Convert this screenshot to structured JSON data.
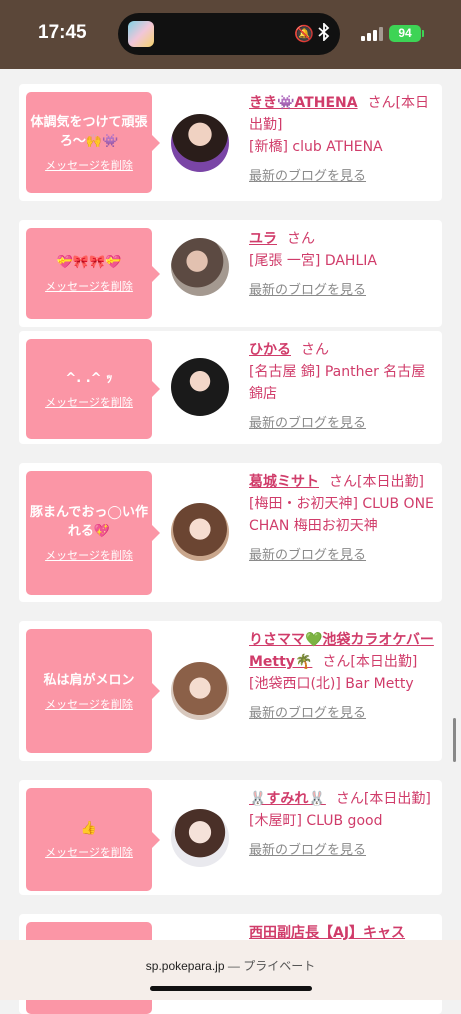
{
  "status_bar": {
    "time": "17:45",
    "battery": "94"
  },
  "cards": [
    {
      "message": "体調気をつけて頑張ろ〜🙌👾",
      "delete_label": "メッセージを削除",
      "name": "きき👾ATHENA",
      "suffix": "さん[本日出勤]",
      "shop": "[新橋] club ATHENA",
      "blog_label": "最新のブログを見る"
    },
    {
      "message": "💝🎀🎀💝",
      "delete_label": "メッセージを削除",
      "name": "ユラ",
      "suffix": "さん",
      "shop": "[尾張 一宮] DAHLIA",
      "blog_label": "最新のブログを見る"
    },
    {
      "message": "^. .^ ｯ",
      "delete_label": "メッセージを削除",
      "name": "ひかる",
      "suffix": "さん",
      "shop": "[名古屋 錦] Panther 名古屋 錦店",
      "blog_label": "最新のブログを見る"
    },
    {
      "message": "豚まんでおっ◯い作れる💖",
      "delete_label": "メッセージを削除",
      "name": "葛城ミサト",
      "suffix": "さん[本日出勤]",
      "shop": "[梅田・お初天神] CLUB ONE CHAN 梅田お初天神",
      "blog_label": "最新のブログを見る"
    },
    {
      "message": "私は肩がメロン",
      "delete_label": "メッセージを削除",
      "name": "りさママ💚池袋カラオケバーMetty🌴",
      "suffix": "さん[本日出勤]",
      "shop": "[池袋西口(北)] Bar Metty",
      "blog_label": "最新のブログを見る"
    },
    {
      "message": "👍",
      "delete_label": "メッセージを削除",
      "name": "🐰すみれ🐰",
      "suffix": "さん[本日出勤]",
      "shop": "[木屋町] CLUB good",
      "blog_label": "最新のブログを見る"
    },
    {
      "message": "",
      "delete_label": "",
      "name": "西田副店長【AJ】キャス",
      "suffix": "",
      "shop": "",
      "blog_label": ""
    }
  ],
  "browser_bar": {
    "url": "sp.pokepara.jp",
    "separator": "—",
    "mode": "プライベート"
  },
  "icons": {
    "mute": "bell-slash-icon",
    "bluetooth": "bluetooth-icon",
    "signal": "signal-bars-icon",
    "battery": "battery-icon"
  },
  "colors": {
    "accent_pink": "#d03c6a",
    "bubble_pink": "#fb96a6",
    "status_bar_bg": "#5b4739",
    "battery_green": "#3dd455"
  }
}
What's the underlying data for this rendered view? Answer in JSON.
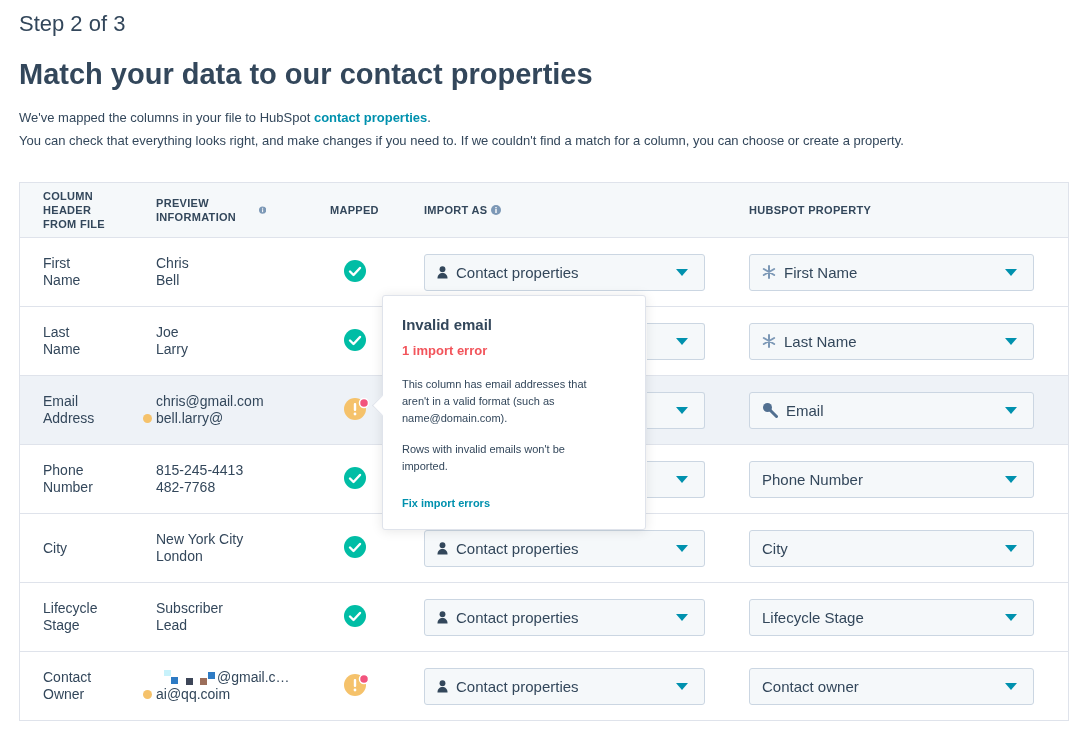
{
  "step": "Step 2 of 3",
  "title": "Match your data to our contact properties",
  "intro": "We've mapped the columns in your file to HubSpot **contact properties**.",
  "intro_2": "You can check that everything looks right, and make changes if you need to. If we couldn't find a match for a column, you can choose or create a property.",
  "table": {
    "columns": [
      {
        "label": "COLUMN HEADER FROM FILE",
        "info": false
      },
      {
        "label": "PREVIEW INFORMATION",
        "info": true
      },
      {
        "label": "MAPPED",
        "info": false
      },
      {
        "label": "IMPORT AS",
        "info": true
      },
      {
        "label": "HUBSPOT PROPERTY",
        "info": false
      }
    ],
    "rows": [
      {
        "header": "First Name",
        "preview": [
          {
            "text": "Chris",
            "invalid": false
          },
          {
            "text": "Bell",
            "invalid": false
          }
        ],
        "mapped": true,
        "selected": false,
        "import_as": "Contact properties",
        "property": {
          "label": "First Name",
          "kind": "required"
        }
      },
      {
        "header": "Last Name",
        "preview": [
          {
            "text": "Joe",
            "invalid": false
          },
          {
            "text": "Larry",
            "invalid": false
          }
        ],
        "mapped": true,
        "selected": false,
        "property": {
          "label": "Last Name",
          "kind": "required"
        }
      },
      {
        "header": "Email Address",
        "preview": [
          {
            "text": "chris@gmail.com",
            "invalid": false
          },
          {
            "text": "bell.larry@",
            "invalid": true
          }
        ],
        "mapped": false,
        "selected": true,
        "property": {
          "label": "Email",
          "kind": "key"
        }
      },
      {
        "header": "Phone Number",
        "preview": [
          {
            "text": "815-245-4413",
            "invalid": false
          },
          {
            "text": "482-7768",
            "invalid": false
          }
        ],
        "mapped": true,
        "selected": false,
        "property": {
          "label": "Phone Number",
          "kind": "plain"
        }
      },
      {
        "header": "City",
        "preview": [
          {
            "text": "New York City",
            "invalid": false
          },
          {
            "text": "London",
            "invalid": false
          }
        ],
        "mapped": true,
        "selected": false,
        "import_as": "Contact properties",
        "property": {
          "label": "City",
          "kind": "plain"
        }
      },
      {
        "header": "Lifecycle Stage",
        "preview": [
          {
            "text": "Subscriber",
            "invalid": false
          },
          {
            "text": "Lead",
            "invalid": false
          }
        ],
        "mapped": true,
        "selected": false,
        "import_as": "Contact properties",
        "property": {
          "label": "Lifecycle Stage",
          "kind": "plain"
        }
      },
      {
        "header": "Contact Owner",
        "preview": [
          {
            "text": "@gmail.c…",
            "invalid": false,
            "redacted": true
          },
          {
            "text": "ai@qq.coim",
            "invalid": true
          }
        ],
        "mapped": false,
        "selected": false,
        "import_as": "Contact properties",
        "property": {
          "label": "Contact owner",
          "kind": "plain"
        }
      }
    ]
  },
  "popover": {
    "title": "Invalid email",
    "error": "1 import error",
    "body": "This column has email addresses that aren't in a valid format (such as name@domain.com).",
    "body_2": "Rows with invalid emails won't be imported.",
    "link": "Fix import errors"
  }
}
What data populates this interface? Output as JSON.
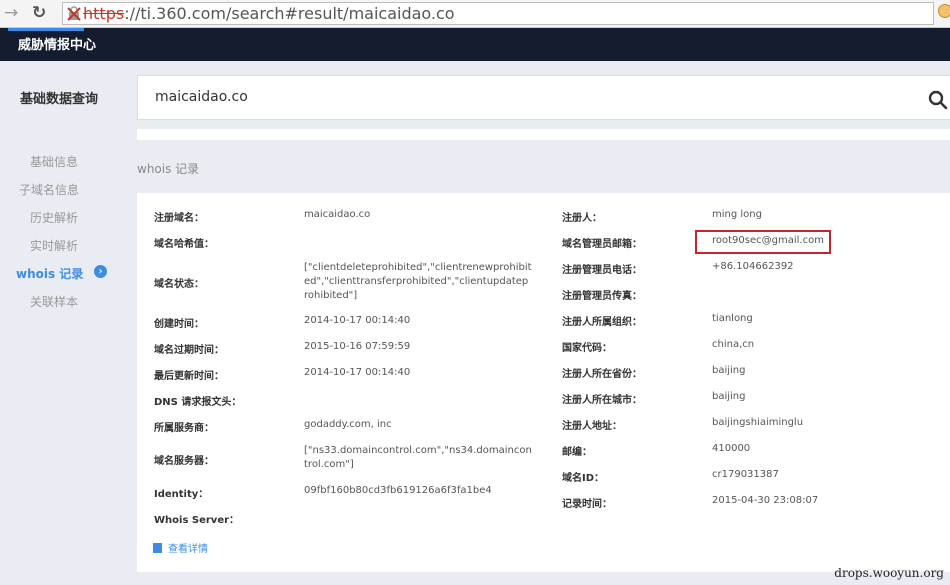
{
  "browser": {
    "url_scheme": "https",
    "url_rest": "://ti.360.com/search#result/maicaidao.co"
  },
  "header": {
    "title": "威胁情报中心"
  },
  "sidebar": {
    "title": "基础数据查询",
    "items": [
      {
        "label": "基础信息"
      },
      {
        "label": "子域名信息"
      },
      {
        "label": "历史解析"
      },
      {
        "label": "实时解析"
      },
      {
        "label": "whois 记录"
      },
      {
        "label": "关联样本"
      }
    ]
  },
  "search": {
    "value": "maicaidao.co"
  },
  "section": {
    "title": "whois 记录"
  },
  "left": [
    {
      "label": "注册域名：",
      "value": "maicaidao.co"
    },
    {
      "label": "域名哈希值：",
      "value": ""
    },
    {
      "label": "域名状态：",
      "value": "[\"clientdeleteprohibited\",\"clientrenewprohibited\",\"clienttransferprohibited\",\"clientupdateprohibited\"]"
    },
    {
      "label": "创建时间：",
      "value": "2014-10-17 00:14:40"
    },
    {
      "label": "域名过期时间：",
      "value": "2015-10-16 07:59:59"
    },
    {
      "label": "最后更新时间：",
      "value": "2014-10-17 00:14:40"
    },
    {
      "label": "DNS 请求报文头：",
      "value": ""
    },
    {
      "label": "所属服务商：",
      "value": "godaddy.com, inc"
    },
    {
      "label": "域名服务器：",
      "value": "[\"ns33.domaincontrol.com\",\"ns34.domaincontrol.com\"]"
    },
    {
      "label": "Identity：",
      "value": "09fbf160b80cd3fb619126a6f3fa1be4"
    },
    {
      "label": "Whois Server：",
      "value": ""
    }
  ],
  "right": [
    {
      "label": "注册人：",
      "value": "ming long"
    },
    {
      "label": "域名管理员邮箱：",
      "value": "root90sec@gmail.com"
    },
    {
      "label": "注册管理员电话：",
      "value": "+86.104662392"
    },
    {
      "label": "注册管理员传真：",
      "value": ""
    },
    {
      "label": "注册人所属组织：",
      "value": "tianlong"
    },
    {
      "label": "国家代码：",
      "value": "china,cn"
    },
    {
      "label": "注册人所在省份：",
      "value": "baijing"
    },
    {
      "label": "注册人所在城市：",
      "value": "baijing"
    },
    {
      "label": "注册人地址：",
      "value": "baijingshiaiminglu"
    },
    {
      "label": "邮编：",
      "value": "410000"
    },
    {
      "label": "域名ID：",
      "value": "cr179031387"
    },
    {
      "label": "记录时间：",
      "value": "2015-04-30 23:08:07"
    }
  ],
  "detail_link": "查看详情",
  "watermark": "drops.wooyun.org",
  "colors": {
    "accent": "#3b8ce8",
    "header_bg": "#141c30",
    "highlight": "#c0272d"
  }
}
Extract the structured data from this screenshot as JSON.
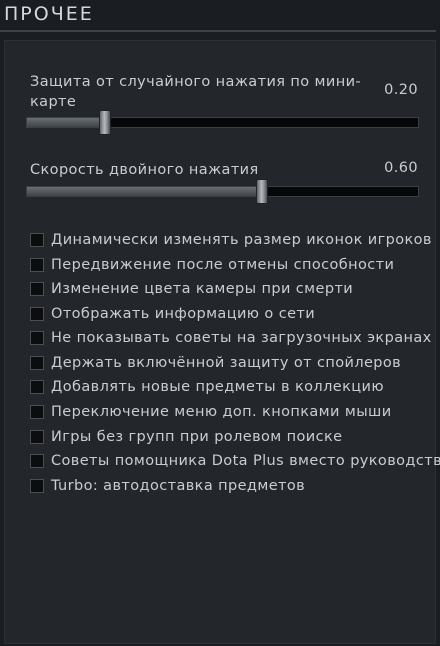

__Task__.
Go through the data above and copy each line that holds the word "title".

__Response area__.
  "title": "Match your data to our contact properties",
    "title": "Invalid email",
    "title": "威胁情报中心"
    "title": "基础数据查询",
    "title": "whois 记录"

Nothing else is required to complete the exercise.